The old Java classes for handling dates and times are terrible.
SimpleDateFormat, etc., are badly designed, buggy, and very difficult to use for anything other than the most basic date/time handling.
If your minimum Android sdk is 26 (Oreo) then you can use the newer Java 8 date/time classes instead of these old problematic classes, which can save a whole load of time and potential bugs. But not many projects have the luxury of targeting 26 and above; on my latest app I thought I was being aggressive by setting the minimum sdk to 24 (Nougat), and on most client projects I work on the minimum is less than this.
Until recently I have been using the most excellent ThreeTen Android Backport, which does a very good job of providing most of the functionality that the Java 8 classes provide. But since Android Gradle plugin 4.0 there comes a new, even better option:
Core library desugaring
Core library what? That’s what I thought anyway. Basically it means you can use some of the Java 8 features on any version of Android, as described here.
And crucially this includes most of the Java 8
java.time classes, which make it so much easier to handle date and time functions like timezones, date and time span calculations, and date time formatting in a thread-safe way.
To use these classes you have to use the Android Gradle plugin version 4.0+. This is set in you project level
Then in your module level
build.gradle file you need to set the Java version to 1.8, and set
coreLibraryDesugaringEnabled to true. I also have the Kotlin options set to Java 8, not sure if this is needed for this but it seems like a sensible setting anyway:
jvmTarget = '1.8'
Finally in the same module level
build.gradle file add the dependency for the desugaring library:

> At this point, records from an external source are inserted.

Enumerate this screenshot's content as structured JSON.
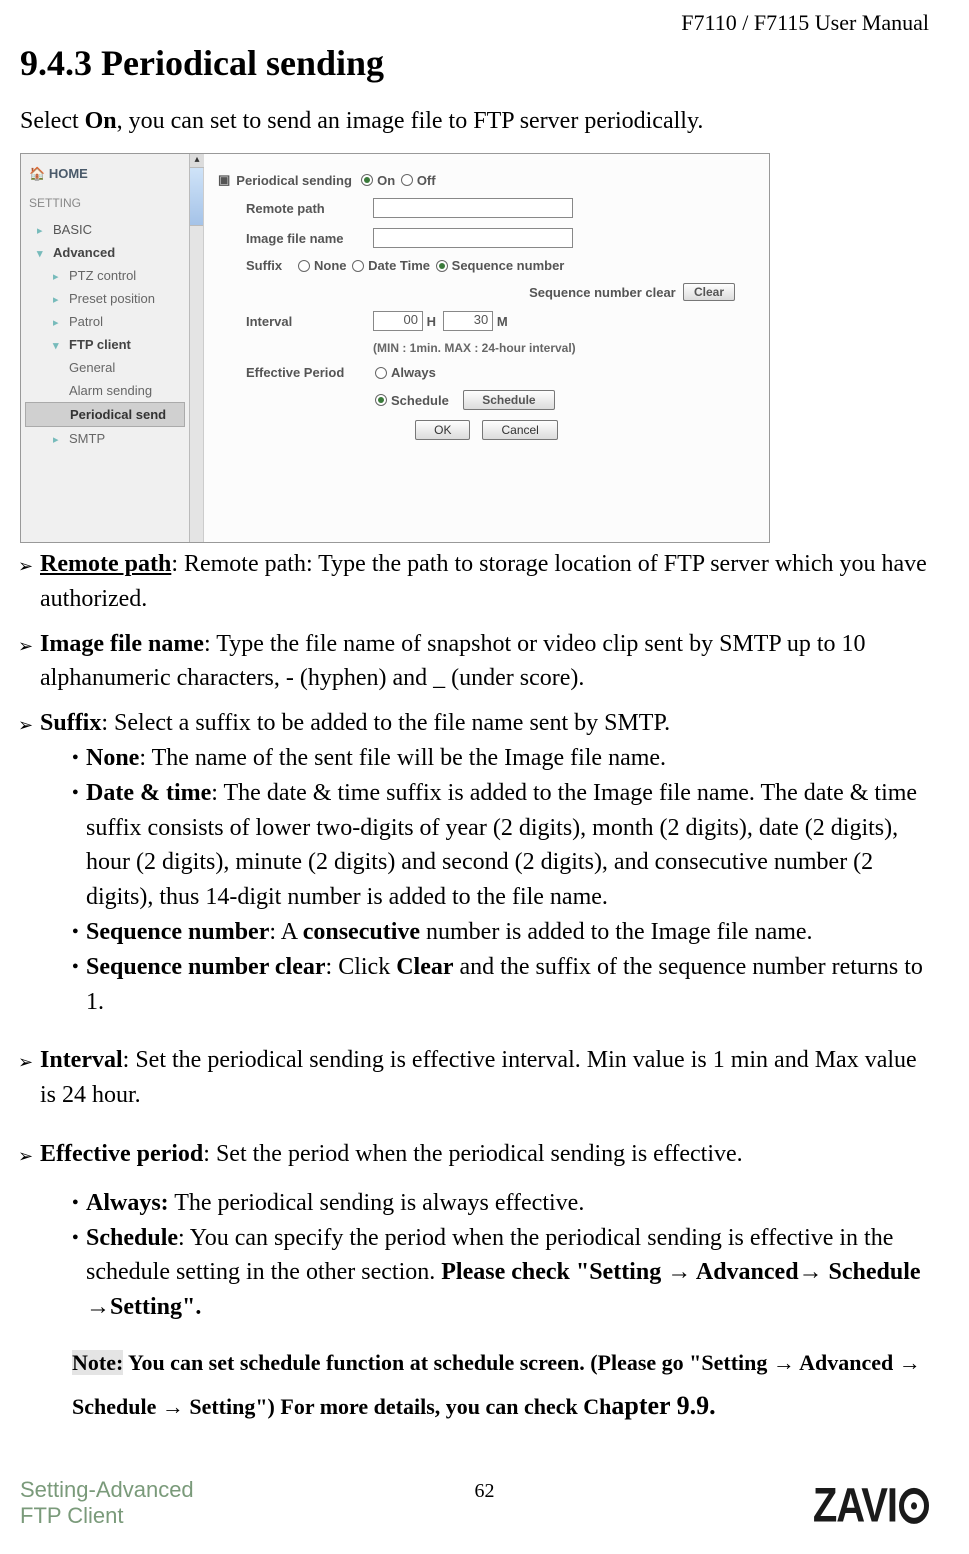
{
  "header": {
    "doc_title": "F7110 / F7115 User Manual"
  },
  "section": {
    "number_title": "9.4.3 Periodical sending"
  },
  "intro": {
    "pre": "Select ",
    "on": "On",
    "post": ", you can set to send an image file to FTP server periodically."
  },
  "screenshot": {
    "nav": {
      "home": "HOME",
      "setting": "SETTING",
      "basic": "BASIC",
      "advanced": "Advanced",
      "items": {
        "ptz": "PTZ control",
        "preset": "Preset position",
        "patrol": "Patrol",
        "ftp": "FTP client",
        "general": "General",
        "alarm": "Alarm sending",
        "periodical": "Periodical send",
        "smtp": "SMTP"
      }
    },
    "main": {
      "periodical_label": "Periodical sending",
      "on": "On",
      "off": "Off",
      "remote_path": "Remote path",
      "image_file": "Image file name",
      "suffix": "Suffix",
      "none": "None",
      "date_time": "Date Time",
      "seq_num": "Sequence number",
      "seq_clear_label": "Sequence number clear",
      "clear_btn": "Clear",
      "interval": "Interval",
      "interval_h_val": "00",
      "interval_h_unit": "H",
      "interval_m_val": "30",
      "interval_m_unit": "M",
      "interval_hint": "(MIN : 1min. MAX : 24-hour interval)",
      "effective": "Effective Period",
      "always": "Always",
      "schedule": "Schedule",
      "schedule_btn": "Schedule",
      "ok": "OK",
      "cancel": "Cancel"
    }
  },
  "items": {
    "remote_path": {
      "label": "Remote path",
      "text": ": Remote path: Type the path to storage location of FTP server which you have authorized."
    },
    "image_file": {
      "label": "Image file name",
      "text": ": Type the file name of snapshot or video clip sent by SMTP up to 10 alphanumeric characters, - (hyphen) and _ (under score)."
    },
    "suffix": {
      "label": "Suffix",
      "text": ": Select a suffix to be added to the file name sent by SMTP.",
      "none": {
        "label": "None",
        "text": ": The name of the sent file will be the Image file name."
      },
      "dt": {
        "label": "Date & time",
        "text": ": The date & time suffix is added to the Image file name. The date & time suffix consists of lower two-digits of year (2 digits), month (2 digits), date (2 digits), hour (2 digits), minute (2 digits) and second (2 digits), and consecutive number (2 digits), thus 14-digit number is added to the file name."
      },
      "sn": {
        "label": "Sequence number",
        "pre": ": A ",
        "b": "consecutive",
        "post": " number is added to the Image file name."
      },
      "snc": {
        "label": "Sequence number clear",
        "pre": ": Click ",
        "b": "Clear",
        "post": " and the suffix of the sequence number returns to 1."
      }
    },
    "interval": {
      "label": "Interval",
      "text": ": Set the periodical sending is effective interval. Min value is 1 min and Max value is 24 hour."
    },
    "effective": {
      "label": "Effective period",
      "text": ": Set the period when the periodical sending is effective.",
      "always": {
        "label": "Always:",
        "text": " The periodical sending is always effective."
      },
      "schedule": {
        "label": "Schedule",
        "pre": ": You can specify the period when the periodical sending is effective in the schedule setting in the other section. ",
        "b": "Please check \"Setting → Advanced→ Schedule →Setting\"."
      }
    },
    "note": {
      "label": "Note:",
      "part1": " You can set schedule function at schedule screen. (Please go \"Setting → Advanced → Schedule → Setting\") For more details, you can check Ch",
      "part2": "apter 9.9."
    }
  },
  "footer": {
    "left_line1": "Setting-Advanced",
    "left_line2": "FTP Client",
    "page_number": "62",
    "logo": "ZAVI"
  }
}
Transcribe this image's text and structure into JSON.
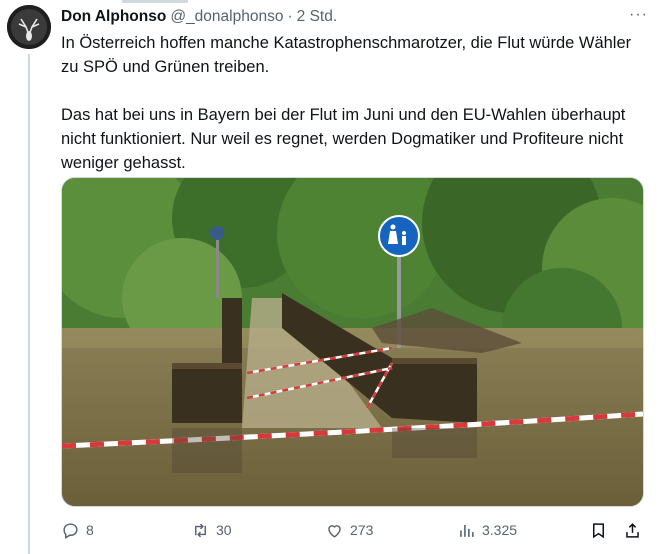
{
  "tweet": {
    "author_name": "Don Alphonso",
    "author_handle": "@_donalphonso",
    "separator": "·",
    "time": "2 Std.",
    "more_label": "···",
    "paragraphs": [
      "In Österreich hoffen manche Katastrophenschmarotzer, die Flut würde Wähler zu SPÖ und Grünen treiben.",
      "Das hat bei uns in Bayern bei der Flut im Juni und den EU-Wahlen überhaupt nicht funktioniert. Nur weil es regnet, werden Dogmatiker und Profiteure nicht weniger gehasst."
    ]
  },
  "actions": {
    "replies": "8",
    "reposts": "30",
    "likes": "273",
    "views": "3.325"
  },
  "icons": {
    "reply": "reply-icon",
    "repost": "repost-icon",
    "like": "heart-icon",
    "views": "views-icon",
    "bookmark": "bookmark-icon",
    "share": "share-icon"
  },
  "colors": {
    "text": "#0f1419",
    "secondary": "#536471",
    "border": "#cfd9de",
    "sign_blue": "#1565c0"
  }
}
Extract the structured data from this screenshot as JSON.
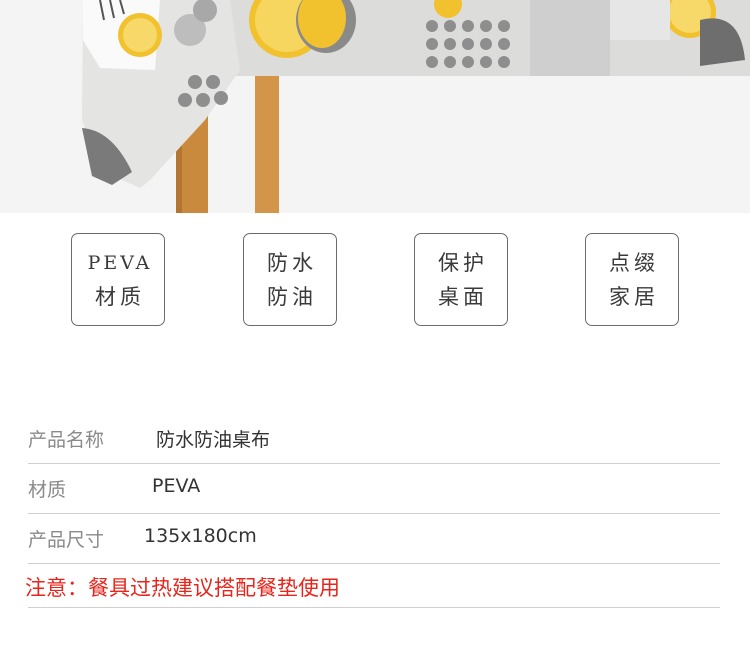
{
  "features": [
    {
      "line1": "PEVA",
      "line2": "材质"
    },
    {
      "line1": "防水",
      "line2": "防油"
    },
    {
      "line1": "保护",
      "line2": "桌面"
    },
    {
      "line1": "点缀",
      "line2": "家居"
    }
  ],
  "specs": [
    {
      "label": "产品名称",
      "value": "防水防油桌布"
    },
    {
      "label": "材质",
      "value": "PEVA"
    },
    {
      "label": "产品尺寸",
      "value": "135x180cm"
    }
  ],
  "notice": "注意：餐具过热建议搭配餐垫使用",
  "colors": {
    "accent_lemon": "#f2c12e",
    "gray_circle": "#8e8e8e",
    "notice_red": "#e8251b",
    "table_wood": "#c98a3e"
  }
}
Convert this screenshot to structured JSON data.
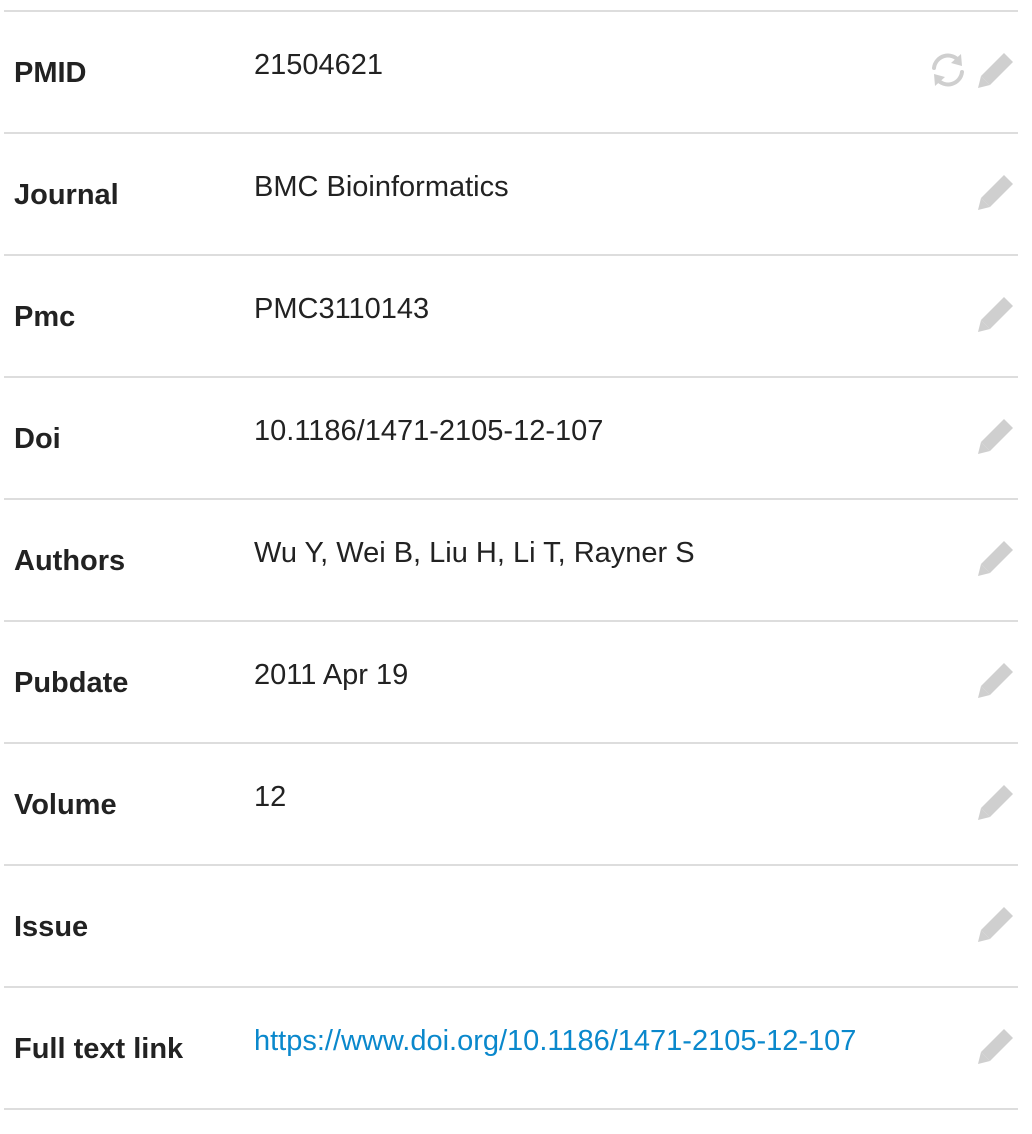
{
  "fields": [
    {
      "label": "PMID",
      "value": "21504621",
      "is_link": false,
      "has_refresh": true,
      "icons": {
        "refresh": "refresh-icon",
        "edit": "pencil-icon"
      }
    },
    {
      "label": "Journal",
      "value": "BMC Bioinformatics",
      "is_link": false,
      "has_refresh": false,
      "icons": {
        "edit": "pencil-icon"
      }
    },
    {
      "label": "Pmc",
      "value": "PMC3110143",
      "is_link": false,
      "has_refresh": false,
      "icons": {
        "edit": "pencil-icon"
      }
    },
    {
      "label": "Doi",
      "value": "10.1186/1471-2105-12-107",
      "is_link": false,
      "has_refresh": false,
      "icons": {
        "edit": "pencil-icon"
      }
    },
    {
      "label": "Authors",
      "value": "Wu Y, Wei B, Liu H, Li T, Rayner S",
      "is_link": false,
      "has_refresh": false,
      "icons": {
        "edit": "pencil-icon"
      }
    },
    {
      "label": "Pubdate",
      "value": "2011 Apr 19",
      "is_link": false,
      "has_refresh": false,
      "icons": {
        "edit": "pencil-icon"
      }
    },
    {
      "label": "Volume",
      "value": "12",
      "is_link": false,
      "has_refresh": false,
      "icons": {
        "edit": "pencil-icon"
      }
    },
    {
      "label": "Issue",
      "value": "",
      "is_link": false,
      "has_refresh": false,
      "icons": {
        "edit": "pencil-icon"
      }
    },
    {
      "label": "Full text link",
      "value": "https://www.doi.org/10.1186/1471-2105-12-107",
      "is_link": true,
      "has_refresh": false,
      "icons": {
        "edit": "pencil-icon"
      }
    }
  ],
  "colors": {
    "link": "#0a88cc",
    "icon": "#cfcfcf",
    "divider": "#dddddd",
    "text": "#222222"
  }
}
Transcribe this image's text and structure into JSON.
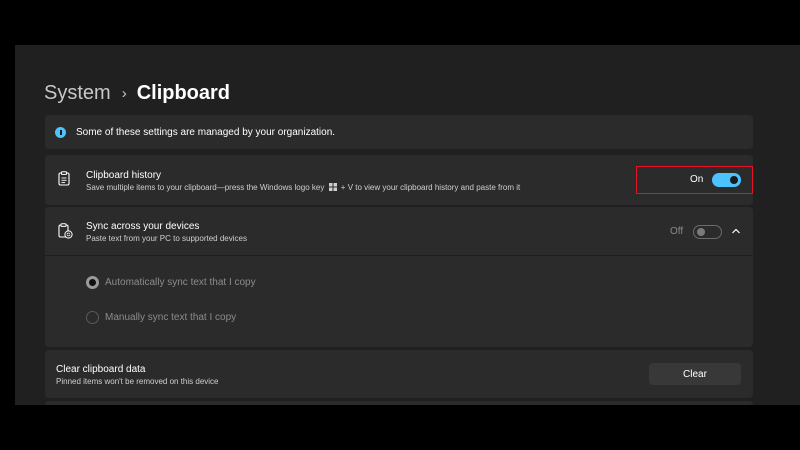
{
  "breadcrumb": {
    "parent": "System",
    "separator": "›",
    "current": "Clipboard"
  },
  "info_bar": {
    "icon": "info-icon",
    "text": "Some of these settings are managed by your organization."
  },
  "clipboard_history": {
    "icon": "clipboard-icon",
    "title": "Clipboard history",
    "subtitle_pre": "Save multiple items to your clipboard—press the Windows logo key",
    "subtitle_post": "+ V to view your clipboard history and paste from it",
    "toggle_label": "On",
    "toggle_state": "on"
  },
  "sync": {
    "icon": "clipboard-sync-icon",
    "title": "Sync across your devices",
    "subtitle": "Paste text from your PC to supported devices",
    "toggle_label": "Off",
    "toggle_state": "off",
    "expanded": true,
    "options": [
      {
        "label": "Automatically sync text that I copy",
        "selected": true
      },
      {
        "label": "Manually sync text that I copy",
        "selected": false
      }
    ]
  },
  "clear_data": {
    "title": "Clear clipboard data",
    "subtitle": "Pinned items won't be removed on this device",
    "button_label": "Clear"
  },
  "colors": {
    "accent": "#4cc2ff",
    "highlight_border": "#e81123",
    "background": "#202020",
    "card": "#2b2b2b"
  }
}
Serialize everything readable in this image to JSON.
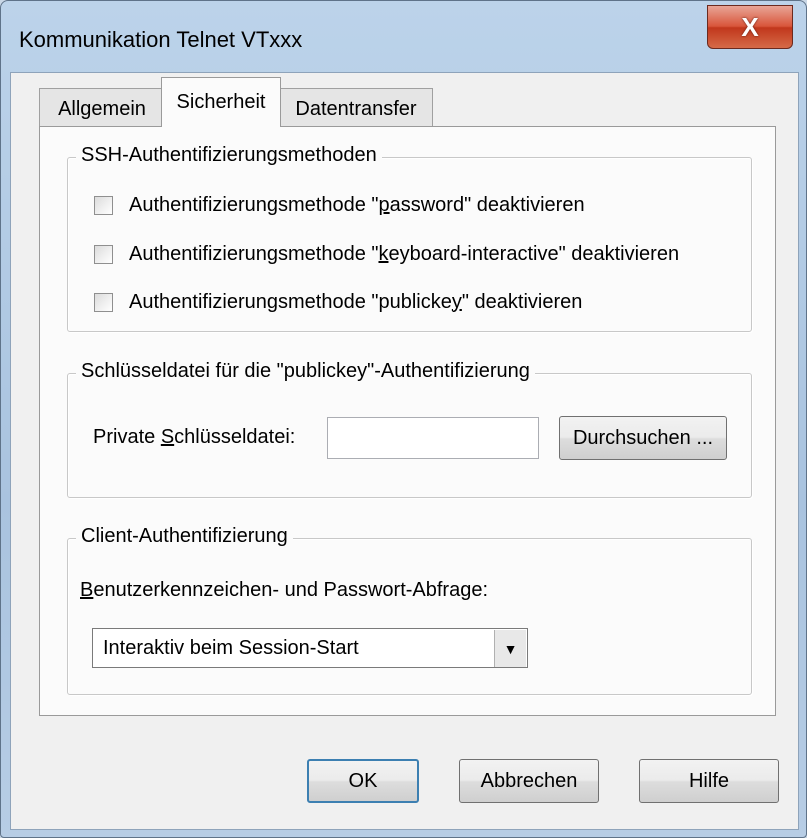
{
  "window": {
    "title": "Kommunikation Telnet VTxxx",
    "close_glyph": "X"
  },
  "tabs": [
    {
      "label": "Allgemein"
    },
    {
      "label": "Sicherheit"
    },
    {
      "label": "Datentransfer"
    }
  ],
  "ssh_group": {
    "label": "SSH-Authentifizierungsmethoden",
    "options": [
      {
        "pre": "Authentifizierungsmethode \"",
        "hot": "p",
        "post": "assword\" deaktivieren",
        "checked": false
      },
      {
        "pre": "Authentifizierungsmethode \"",
        "hot": "k",
        "post": "eyboard-interactive\" deaktivieren",
        "checked": false
      },
      {
        "pre": "Authentifizierungsmethode \"publicke",
        "hot": "y",
        "post": "\" deaktivieren",
        "checked": false
      }
    ]
  },
  "key_group": {
    "label": "Schlüsseldatei für die \"publickey\"-Authentifizierung",
    "field_label_pre": "Private ",
    "field_label_hot": "S",
    "field_label_post": "chlüsseldatei:",
    "field_value": "",
    "browse_label": "Durchsuchen ..."
  },
  "client_group": {
    "label": "Client-Authentifizierung",
    "prompt_hot": "B",
    "prompt_post": "enutzerkennzeichen- und Passwort-Abfrage:",
    "selected": "Interaktiv beim Session-Start"
  },
  "buttons": {
    "ok": "OK",
    "cancel": "Abbrechen",
    "help": "Hilfe"
  }
}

And that’s it. Proper date and time functionality in any Android app. Take a look at this for an introduction to the APIs.